When you launch something into orbit … you have launched it, via rocket thrust, so powerfully fast and high and far that when gravity’s pull finally slows the object’s forward progress enough that it starts to fall back down, it misses the Earth. It keeps on falling around the Earth rather than to it. As it falls, the Earth’s gravity keeps up its tug, so it’s both constantly falling and constantly being pulled earthward. The resulting path is a repeating loop around the planet.
I don’t get it.
I mean, “falling” in this instance is something different from gravity’s “tug”? If I jump out of an airplane I will fall to Earth, right? I thought I was falling because of gravity’s tug, because I was being drawn toward the center of greatest mass. The orbiting body is falling away from the Earth (“around the Earth”?) yet being constantly tugged back toward it? “It starts to fall back down,” Mary Roach says. What prevents the object from finishing what it started?
If gravity is strong enough to slow the launched object’s forward progress, why isn’t it strong enough to pull that object back home?
How can an object “miss” the Earth? That’s a pretty big target, especially right up close. Has a barn door beat by orders of magnitude.
Mary Roach is attempting an explanation in layman’s language, avoiding math, which, admittedly, I wouldn’t understand either, but what does “falling” mean here? Although a gravity-free experience is often termed “free fall,” what does falling mean if there is no destination for the fall? If there were no atmosphere (with all its buffeting) would your fall toward and ultimately onto Earth be a different experience from gravity-free falling?

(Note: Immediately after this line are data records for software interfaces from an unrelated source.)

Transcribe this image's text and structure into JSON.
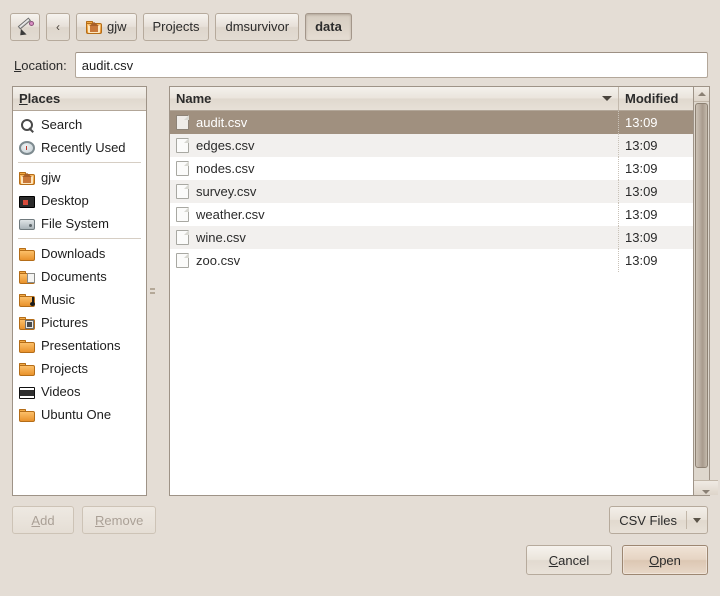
{
  "toolbar": {
    "type_filename_icon": "pencil-icon",
    "back_label": "‹",
    "breadcrumbs": [
      {
        "label": "gjw",
        "icon": "home-folder-icon",
        "active": false
      },
      {
        "label": "Projects",
        "icon": "",
        "active": false
      },
      {
        "label": "dmsurvivor",
        "icon": "",
        "active": false
      },
      {
        "label": "data",
        "icon": "",
        "active": true
      }
    ]
  },
  "location": {
    "label_pre": "",
    "label_mnemonic": "L",
    "label_post": "ocation:",
    "value": "audit.csv",
    "placeholder": ""
  },
  "places": {
    "header_mnemonic": "P",
    "header_post": "laces",
    "items": [
      {
        "label": "Search",
        "icon": "search-icon"
      },
      {
        "label": "Recently Used",
        "icon": "clock-icon"
      },
      {
        "separator": true
      },
      {
        "label": "gjw",
        "icon": "home-folder-icon"
      },
      {
        "label": "Desktop",
        "icon": "monitor-icon"
      },
      {
        "label": "File System",
        "icon": "drive-icon"
      },
      {
        "separator": true
      },
      {
        "label": "Downloads",
        "icon": "folder-icon"
      },
      {
        "label": "Documents",
        "icon": "folder-document-icon"
      },
      {
        "label": "Music",
        "icon": "folder-music-icon"
      },
      {
        "label": "Pictures",
        "icon": "folder-picture-icon"
      },
      {
        "label": "Presentations",
        "icon": "folder-icon"
      },
      {
        "label": "Projects",
        "icon": "folder-icon"
      },
      {
        "label": "Videos",
        "icon": "folder-video-icon"
      },
      {
        "label": "Ubuntu One",
        "icon": "folder-icon"
      }
    ],
    "add_label_mnemonic": "A",
    "add_label_post": "dd",
    "remove_label_mnemonic": "R",
    "remove_label_post": "emove",
    "add_enabled": false,
    "remove_enabled": false
  },
  "file_list": {
    "columns": [
      {
        "key": "name",
        "label": "Name",
        "sort_icon": "chevron-down-icon"
      },
      {
        "key": "modified",
        "label": "Modified"
      }
    ],
    "rows": [
      {
        "name": "audit.csv",
        "modified": "13:09",
        "icon": "file-icon",
        "selected": true
      },
      {
        "name": "edges.csv",
        "modified": "13:09",
        "icon": "file-icon",
        "selected": false
      },
      {
        "name": "nodes.csv",
        "modified": "13:09",
        "icon": "file-icon",
        "selected": false
      },
      {
        "name": "survey.csv",
        "modified": "13:09",
        "icon": "file-icon",
        "selected": false
      },
      {
        "name": "weather.csv",
        "modified": "13:09",
        "icon": "file-icon",
        "selected": false
      },
      {
        "name": "wine.csv",
        "modified": "13:09",
        "icon": "file-icon",
        "selected": false
      },
      {
        "name": "zoo.csv",
        "modified": "13:09",
        "icon": "file-icon",
        "selected": false
      }
    ]
  },
  "filter": {
    "selected": "CSV Files",
    "arrow_icon": "chevron-down-icon"
  },
  "actions": {
    "cancel_mnemonic": "C",
    "cancel_post": "ancel",
    "open_mnemonic": "O",
    "open_post": "pen",
    "default_button": "Open"
  },
  "colors": {
    "dialog_bg": "#e4ddd5",
    "selection_bg": "#a0907f",
    "selection_fg": "#ffffff",
    "row_alt_bg": "#f2f0ee",
    "pane_border": "#9e9387",
    "default_button_bg": "#e6d4c3"
  }
}
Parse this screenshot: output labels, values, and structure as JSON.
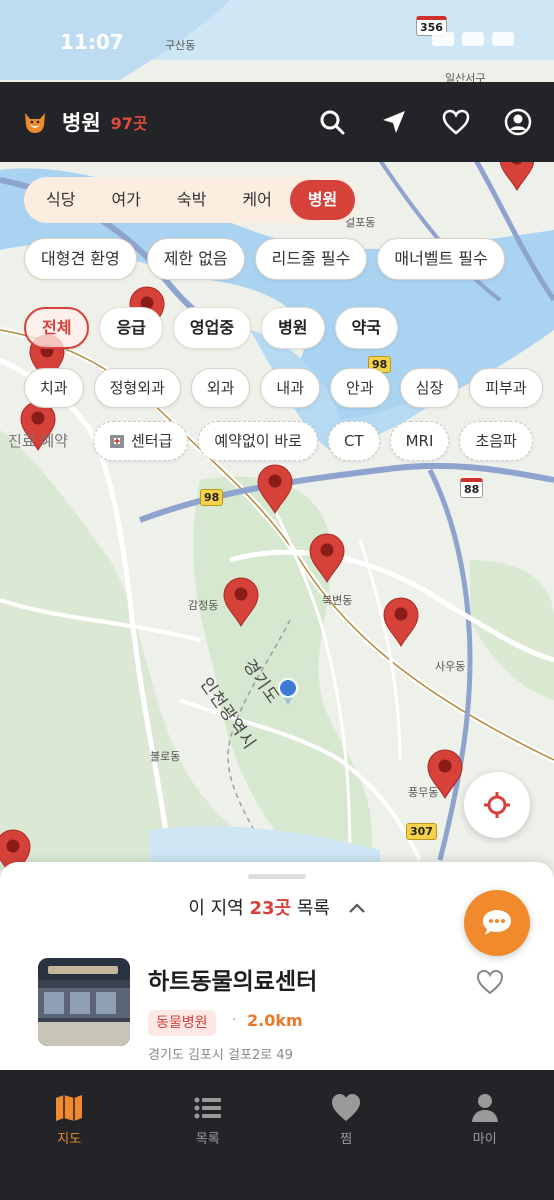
{
  "status_bar": {
    "time": "11:07"
  },
  "header": {
    "title": "병원",
    "count": "97곳"
  },
  "categories": [
    {
      "label": "식당",
      "active": false
    },
    {
      "label": "여가",
      "active": false
    },
    {
      "label": "숙박",
      "active": false
    },
    {
      "label": "케어",
      "active": false
    },
    {
      "label": "병원",
      "active": true
    }
  ],
  "size_filters": [
    "대형견 환영",
    "제한 없음",
    "리드줄 필수",
    "매너벨트 필수"
  ],
  "type_filters": [
    {
      "label": "전체",
      "selected": true
    },
    {
      "label": "응급",
      "selected": false
    },
    {
      "label": "영업중",
      "selected": false
    },
    {
      "label": "병원",
      "selected": false
    },
    {
      "label": "약국",
      "selected": false
    }
  ],
  "dept_filters": [
    "치과",
    "정형외과",
    "외과",
    "내과",
    "안과",
    "심장",
    "피부과"
  ],
  "service_filters": [
    {
      "label": "진료 예약",
      "icon": ""
    },
    {
      "label": "센터급",
      "icon": "hospital-icon"
    },
    {
      "label": "예약없이 바로",
      "icon": ""
    },
    {
      "label": "CT",
      "icon": ""
    },
    {
      "label": "MRI",
      "icon": ""
    },
    {
      "label": "초음파",
      "icon": ""
    }
  ],
  "map": {
    "labels": [
      "구산동",
      "일산서구",
      "걸포동",
      "감정동",
      "북변동",
      "사우동",
      "경기도",
      "인천광역시",
      "불로동",
      "풍무동"
    ],
    "road_numbers": [
      "356",
      "98",
      "98",
      "88",
      "307"
    ]
  },
  "sheet": {
    "title_prefix": "이 지역",
    "title_count": "23곳",
    "title_suffix": "목록",
    "place": {
      "name": "하트동물의료센터",
      "tag": "동물병원",
      "distance": "2.0km",
      "address": "경기도 김포시 걸포2로 49"
    }
  },
  "tabs": [
    {
      "label": "지도",
      "active": true
    },
    {
      "label": "목록",
      "active": false
    },
    {
      "label": "찜",
      "active": false
    },
    {
      "label": "마이",
      "active": false
    }
  ],
  "colors": {
    "accent": "#d6413a",
    "orange": "#f08a2c",
    "header_bg": "#222427"
  }
}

If you weren’t looking toward it would you know you were falling toward anything?
source: Packing for Mars: the curious science of life in the void by Mary Roach